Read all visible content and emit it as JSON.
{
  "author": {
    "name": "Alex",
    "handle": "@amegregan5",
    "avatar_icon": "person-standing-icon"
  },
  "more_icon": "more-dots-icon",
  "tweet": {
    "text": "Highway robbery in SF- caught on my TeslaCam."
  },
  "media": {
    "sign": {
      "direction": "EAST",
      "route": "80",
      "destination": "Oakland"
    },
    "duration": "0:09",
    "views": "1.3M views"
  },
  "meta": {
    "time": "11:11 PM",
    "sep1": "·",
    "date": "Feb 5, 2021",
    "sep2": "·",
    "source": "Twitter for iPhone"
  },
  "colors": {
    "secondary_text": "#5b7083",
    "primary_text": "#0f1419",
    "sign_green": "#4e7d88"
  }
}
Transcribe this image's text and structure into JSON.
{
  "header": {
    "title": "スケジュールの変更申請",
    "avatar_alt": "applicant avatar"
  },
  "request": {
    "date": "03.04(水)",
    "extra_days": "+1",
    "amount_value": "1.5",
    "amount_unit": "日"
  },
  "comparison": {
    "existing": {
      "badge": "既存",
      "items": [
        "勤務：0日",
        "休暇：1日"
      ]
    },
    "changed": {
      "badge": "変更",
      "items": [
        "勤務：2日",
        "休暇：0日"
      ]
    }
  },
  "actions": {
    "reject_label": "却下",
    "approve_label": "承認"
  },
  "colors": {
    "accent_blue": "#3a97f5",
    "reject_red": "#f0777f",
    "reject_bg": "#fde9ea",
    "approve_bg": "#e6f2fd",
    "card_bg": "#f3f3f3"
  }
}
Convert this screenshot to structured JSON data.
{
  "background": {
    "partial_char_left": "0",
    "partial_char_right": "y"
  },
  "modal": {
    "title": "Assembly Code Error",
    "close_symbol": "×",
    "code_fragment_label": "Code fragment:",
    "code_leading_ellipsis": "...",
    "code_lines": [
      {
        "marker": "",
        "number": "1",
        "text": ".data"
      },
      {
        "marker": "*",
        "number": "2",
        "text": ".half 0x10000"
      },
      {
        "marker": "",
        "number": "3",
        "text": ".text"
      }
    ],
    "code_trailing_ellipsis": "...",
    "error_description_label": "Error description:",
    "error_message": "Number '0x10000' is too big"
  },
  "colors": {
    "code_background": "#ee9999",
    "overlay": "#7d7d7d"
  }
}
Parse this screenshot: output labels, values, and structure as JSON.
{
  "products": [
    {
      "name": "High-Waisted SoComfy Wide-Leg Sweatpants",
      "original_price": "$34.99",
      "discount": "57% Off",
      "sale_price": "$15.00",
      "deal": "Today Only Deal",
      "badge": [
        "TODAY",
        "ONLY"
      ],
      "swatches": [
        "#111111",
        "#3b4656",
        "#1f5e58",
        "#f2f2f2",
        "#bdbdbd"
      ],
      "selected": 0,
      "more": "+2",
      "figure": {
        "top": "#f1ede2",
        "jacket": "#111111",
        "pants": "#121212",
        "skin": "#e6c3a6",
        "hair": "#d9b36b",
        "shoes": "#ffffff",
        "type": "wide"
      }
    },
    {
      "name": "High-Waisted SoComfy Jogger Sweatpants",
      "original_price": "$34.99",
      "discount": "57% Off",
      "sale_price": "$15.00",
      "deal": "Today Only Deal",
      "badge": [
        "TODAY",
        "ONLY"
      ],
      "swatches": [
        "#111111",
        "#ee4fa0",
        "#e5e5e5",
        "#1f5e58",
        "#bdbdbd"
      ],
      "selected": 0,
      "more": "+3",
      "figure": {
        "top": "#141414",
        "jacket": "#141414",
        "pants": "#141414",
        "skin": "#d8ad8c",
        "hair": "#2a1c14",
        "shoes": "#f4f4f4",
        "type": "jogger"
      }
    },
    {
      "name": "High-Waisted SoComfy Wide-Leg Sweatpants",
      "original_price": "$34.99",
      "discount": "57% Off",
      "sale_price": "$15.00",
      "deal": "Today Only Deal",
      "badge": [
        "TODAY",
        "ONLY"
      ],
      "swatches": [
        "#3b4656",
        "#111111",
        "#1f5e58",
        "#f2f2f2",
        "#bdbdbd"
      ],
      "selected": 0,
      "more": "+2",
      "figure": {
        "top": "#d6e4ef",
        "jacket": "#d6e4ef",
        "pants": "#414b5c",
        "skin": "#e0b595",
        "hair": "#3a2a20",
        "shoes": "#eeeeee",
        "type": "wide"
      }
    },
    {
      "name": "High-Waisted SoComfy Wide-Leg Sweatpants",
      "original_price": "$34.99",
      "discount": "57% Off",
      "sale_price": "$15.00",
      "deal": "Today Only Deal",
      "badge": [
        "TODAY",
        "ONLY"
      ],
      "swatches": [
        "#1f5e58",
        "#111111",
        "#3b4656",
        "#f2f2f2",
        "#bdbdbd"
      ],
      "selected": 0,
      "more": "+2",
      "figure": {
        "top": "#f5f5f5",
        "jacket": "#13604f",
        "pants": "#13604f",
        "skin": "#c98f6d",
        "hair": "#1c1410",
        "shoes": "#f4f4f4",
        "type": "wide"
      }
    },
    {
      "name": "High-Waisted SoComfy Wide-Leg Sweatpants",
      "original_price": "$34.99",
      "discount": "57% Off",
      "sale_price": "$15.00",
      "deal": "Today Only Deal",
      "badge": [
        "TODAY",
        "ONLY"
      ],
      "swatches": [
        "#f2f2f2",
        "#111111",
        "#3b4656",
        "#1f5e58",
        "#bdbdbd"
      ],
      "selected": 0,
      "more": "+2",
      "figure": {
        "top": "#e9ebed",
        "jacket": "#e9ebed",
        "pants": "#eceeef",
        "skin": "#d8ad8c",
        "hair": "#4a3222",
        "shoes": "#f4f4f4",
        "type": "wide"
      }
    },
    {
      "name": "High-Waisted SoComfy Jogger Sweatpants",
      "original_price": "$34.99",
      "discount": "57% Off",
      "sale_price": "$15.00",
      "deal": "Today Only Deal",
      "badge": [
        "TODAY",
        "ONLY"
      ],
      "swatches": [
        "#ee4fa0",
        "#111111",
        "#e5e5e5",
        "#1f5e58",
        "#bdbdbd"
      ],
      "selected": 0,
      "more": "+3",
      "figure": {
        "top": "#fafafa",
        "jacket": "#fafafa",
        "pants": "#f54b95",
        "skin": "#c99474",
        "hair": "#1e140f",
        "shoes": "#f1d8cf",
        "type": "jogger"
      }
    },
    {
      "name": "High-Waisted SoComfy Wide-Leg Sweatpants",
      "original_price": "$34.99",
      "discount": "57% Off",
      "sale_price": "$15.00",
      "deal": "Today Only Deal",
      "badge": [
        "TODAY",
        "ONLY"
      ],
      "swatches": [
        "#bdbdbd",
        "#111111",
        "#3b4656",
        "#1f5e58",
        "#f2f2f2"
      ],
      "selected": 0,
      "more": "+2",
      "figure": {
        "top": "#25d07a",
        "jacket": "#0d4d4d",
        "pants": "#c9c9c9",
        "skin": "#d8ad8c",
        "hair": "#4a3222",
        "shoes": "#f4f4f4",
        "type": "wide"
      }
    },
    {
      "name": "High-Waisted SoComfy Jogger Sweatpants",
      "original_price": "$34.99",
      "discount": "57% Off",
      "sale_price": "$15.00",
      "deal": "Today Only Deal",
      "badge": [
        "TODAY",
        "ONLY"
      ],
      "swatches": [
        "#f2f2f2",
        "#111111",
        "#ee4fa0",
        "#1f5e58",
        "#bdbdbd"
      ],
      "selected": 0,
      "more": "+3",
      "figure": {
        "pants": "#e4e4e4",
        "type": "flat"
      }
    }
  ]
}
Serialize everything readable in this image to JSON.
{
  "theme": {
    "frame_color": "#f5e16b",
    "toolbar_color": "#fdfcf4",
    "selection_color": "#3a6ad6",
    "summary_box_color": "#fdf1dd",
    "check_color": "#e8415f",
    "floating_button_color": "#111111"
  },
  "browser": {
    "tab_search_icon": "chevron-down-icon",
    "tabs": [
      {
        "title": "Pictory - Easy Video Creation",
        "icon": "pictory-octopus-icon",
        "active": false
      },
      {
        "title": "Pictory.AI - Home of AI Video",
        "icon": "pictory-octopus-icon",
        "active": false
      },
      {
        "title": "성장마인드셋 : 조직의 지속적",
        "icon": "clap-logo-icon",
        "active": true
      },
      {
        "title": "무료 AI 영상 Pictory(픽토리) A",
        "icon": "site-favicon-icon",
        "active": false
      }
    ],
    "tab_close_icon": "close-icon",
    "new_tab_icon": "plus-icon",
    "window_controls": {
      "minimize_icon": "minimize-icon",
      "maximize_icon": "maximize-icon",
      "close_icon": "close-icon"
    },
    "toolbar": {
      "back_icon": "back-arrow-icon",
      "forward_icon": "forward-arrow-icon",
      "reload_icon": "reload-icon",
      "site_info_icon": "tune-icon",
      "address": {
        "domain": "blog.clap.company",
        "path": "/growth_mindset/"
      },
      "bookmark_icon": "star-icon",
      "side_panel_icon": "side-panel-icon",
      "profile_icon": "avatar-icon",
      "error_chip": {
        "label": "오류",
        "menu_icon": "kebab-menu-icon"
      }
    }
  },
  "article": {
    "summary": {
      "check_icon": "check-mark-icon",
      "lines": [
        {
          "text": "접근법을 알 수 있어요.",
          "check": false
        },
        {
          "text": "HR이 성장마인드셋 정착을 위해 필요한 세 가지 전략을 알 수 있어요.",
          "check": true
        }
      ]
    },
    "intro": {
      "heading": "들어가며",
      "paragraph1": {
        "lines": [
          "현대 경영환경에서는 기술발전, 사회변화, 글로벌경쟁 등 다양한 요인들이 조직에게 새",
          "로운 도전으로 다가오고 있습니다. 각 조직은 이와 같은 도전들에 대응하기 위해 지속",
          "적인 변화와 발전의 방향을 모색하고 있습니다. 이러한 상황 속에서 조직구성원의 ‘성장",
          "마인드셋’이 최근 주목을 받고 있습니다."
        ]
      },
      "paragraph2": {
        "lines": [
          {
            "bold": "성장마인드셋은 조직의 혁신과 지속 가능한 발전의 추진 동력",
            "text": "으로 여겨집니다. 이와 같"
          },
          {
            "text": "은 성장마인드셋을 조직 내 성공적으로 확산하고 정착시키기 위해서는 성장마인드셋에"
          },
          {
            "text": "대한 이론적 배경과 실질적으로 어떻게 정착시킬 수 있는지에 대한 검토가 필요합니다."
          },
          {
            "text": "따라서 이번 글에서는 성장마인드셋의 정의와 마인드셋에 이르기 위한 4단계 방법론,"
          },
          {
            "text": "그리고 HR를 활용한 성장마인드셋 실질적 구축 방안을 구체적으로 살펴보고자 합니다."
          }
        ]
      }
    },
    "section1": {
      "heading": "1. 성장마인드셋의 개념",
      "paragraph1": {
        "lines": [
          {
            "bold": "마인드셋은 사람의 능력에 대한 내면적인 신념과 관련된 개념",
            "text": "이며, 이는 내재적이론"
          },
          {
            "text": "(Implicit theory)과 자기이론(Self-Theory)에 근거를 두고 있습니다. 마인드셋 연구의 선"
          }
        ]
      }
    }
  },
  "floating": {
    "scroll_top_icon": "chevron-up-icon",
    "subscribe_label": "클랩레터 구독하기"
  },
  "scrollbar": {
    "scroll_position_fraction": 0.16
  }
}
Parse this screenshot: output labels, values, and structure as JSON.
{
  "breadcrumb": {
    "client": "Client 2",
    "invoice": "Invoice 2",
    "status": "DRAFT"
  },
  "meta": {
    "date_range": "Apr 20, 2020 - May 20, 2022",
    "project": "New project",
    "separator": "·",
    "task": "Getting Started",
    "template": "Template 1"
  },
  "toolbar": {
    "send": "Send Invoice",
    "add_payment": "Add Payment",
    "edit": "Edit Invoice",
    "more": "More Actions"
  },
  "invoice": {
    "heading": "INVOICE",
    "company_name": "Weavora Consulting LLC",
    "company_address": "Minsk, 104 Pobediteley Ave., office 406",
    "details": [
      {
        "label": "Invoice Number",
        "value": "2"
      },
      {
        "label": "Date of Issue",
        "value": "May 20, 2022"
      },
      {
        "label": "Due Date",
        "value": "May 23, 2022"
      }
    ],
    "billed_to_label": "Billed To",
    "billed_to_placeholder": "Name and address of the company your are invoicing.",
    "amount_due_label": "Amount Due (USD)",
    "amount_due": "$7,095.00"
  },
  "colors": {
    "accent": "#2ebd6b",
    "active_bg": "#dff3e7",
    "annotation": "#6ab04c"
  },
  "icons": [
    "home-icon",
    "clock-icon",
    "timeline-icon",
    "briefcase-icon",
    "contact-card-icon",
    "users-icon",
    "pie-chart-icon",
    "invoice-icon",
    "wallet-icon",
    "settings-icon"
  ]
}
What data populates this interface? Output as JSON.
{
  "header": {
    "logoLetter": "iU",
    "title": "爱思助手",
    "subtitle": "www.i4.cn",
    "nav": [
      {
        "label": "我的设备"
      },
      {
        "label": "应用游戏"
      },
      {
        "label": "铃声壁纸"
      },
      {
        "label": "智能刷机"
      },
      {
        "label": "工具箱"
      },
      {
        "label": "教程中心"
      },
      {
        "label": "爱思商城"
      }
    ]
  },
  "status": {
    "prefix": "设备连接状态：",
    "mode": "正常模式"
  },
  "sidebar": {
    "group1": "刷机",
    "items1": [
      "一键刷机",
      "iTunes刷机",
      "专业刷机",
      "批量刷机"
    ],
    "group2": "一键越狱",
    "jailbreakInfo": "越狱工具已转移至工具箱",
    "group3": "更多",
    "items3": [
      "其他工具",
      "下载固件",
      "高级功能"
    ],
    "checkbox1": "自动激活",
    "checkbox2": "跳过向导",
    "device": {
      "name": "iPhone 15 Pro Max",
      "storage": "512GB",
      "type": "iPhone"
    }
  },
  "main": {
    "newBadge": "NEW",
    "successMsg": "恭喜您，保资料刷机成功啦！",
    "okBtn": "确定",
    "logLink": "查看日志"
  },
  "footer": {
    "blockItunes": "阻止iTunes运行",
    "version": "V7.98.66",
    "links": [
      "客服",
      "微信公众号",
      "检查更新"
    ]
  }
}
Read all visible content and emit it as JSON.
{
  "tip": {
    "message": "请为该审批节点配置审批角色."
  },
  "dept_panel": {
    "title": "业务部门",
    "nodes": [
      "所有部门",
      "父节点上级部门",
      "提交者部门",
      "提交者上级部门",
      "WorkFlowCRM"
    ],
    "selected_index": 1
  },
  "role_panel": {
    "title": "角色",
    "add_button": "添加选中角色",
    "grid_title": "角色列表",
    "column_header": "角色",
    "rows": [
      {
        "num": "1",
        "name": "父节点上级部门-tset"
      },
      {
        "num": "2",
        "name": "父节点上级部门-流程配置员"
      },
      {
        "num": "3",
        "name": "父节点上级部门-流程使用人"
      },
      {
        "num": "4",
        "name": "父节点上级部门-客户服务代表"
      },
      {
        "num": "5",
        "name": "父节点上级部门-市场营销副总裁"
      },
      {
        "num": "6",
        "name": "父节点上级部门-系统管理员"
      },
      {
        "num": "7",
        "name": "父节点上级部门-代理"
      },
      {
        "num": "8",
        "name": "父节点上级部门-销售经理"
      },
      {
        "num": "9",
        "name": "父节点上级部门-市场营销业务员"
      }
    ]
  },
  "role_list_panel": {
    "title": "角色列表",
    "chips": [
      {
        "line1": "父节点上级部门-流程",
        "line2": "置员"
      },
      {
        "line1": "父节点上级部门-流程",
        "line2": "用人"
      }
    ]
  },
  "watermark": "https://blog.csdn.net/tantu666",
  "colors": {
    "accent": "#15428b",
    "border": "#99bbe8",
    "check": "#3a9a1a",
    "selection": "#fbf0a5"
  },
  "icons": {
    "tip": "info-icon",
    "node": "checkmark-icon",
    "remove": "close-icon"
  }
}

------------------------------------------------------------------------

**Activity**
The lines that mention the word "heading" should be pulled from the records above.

**Written response**
      "heading": "들어가며",
      "heading": "1. 성장마인드셋의 개념",
    "heading": "INVOICE",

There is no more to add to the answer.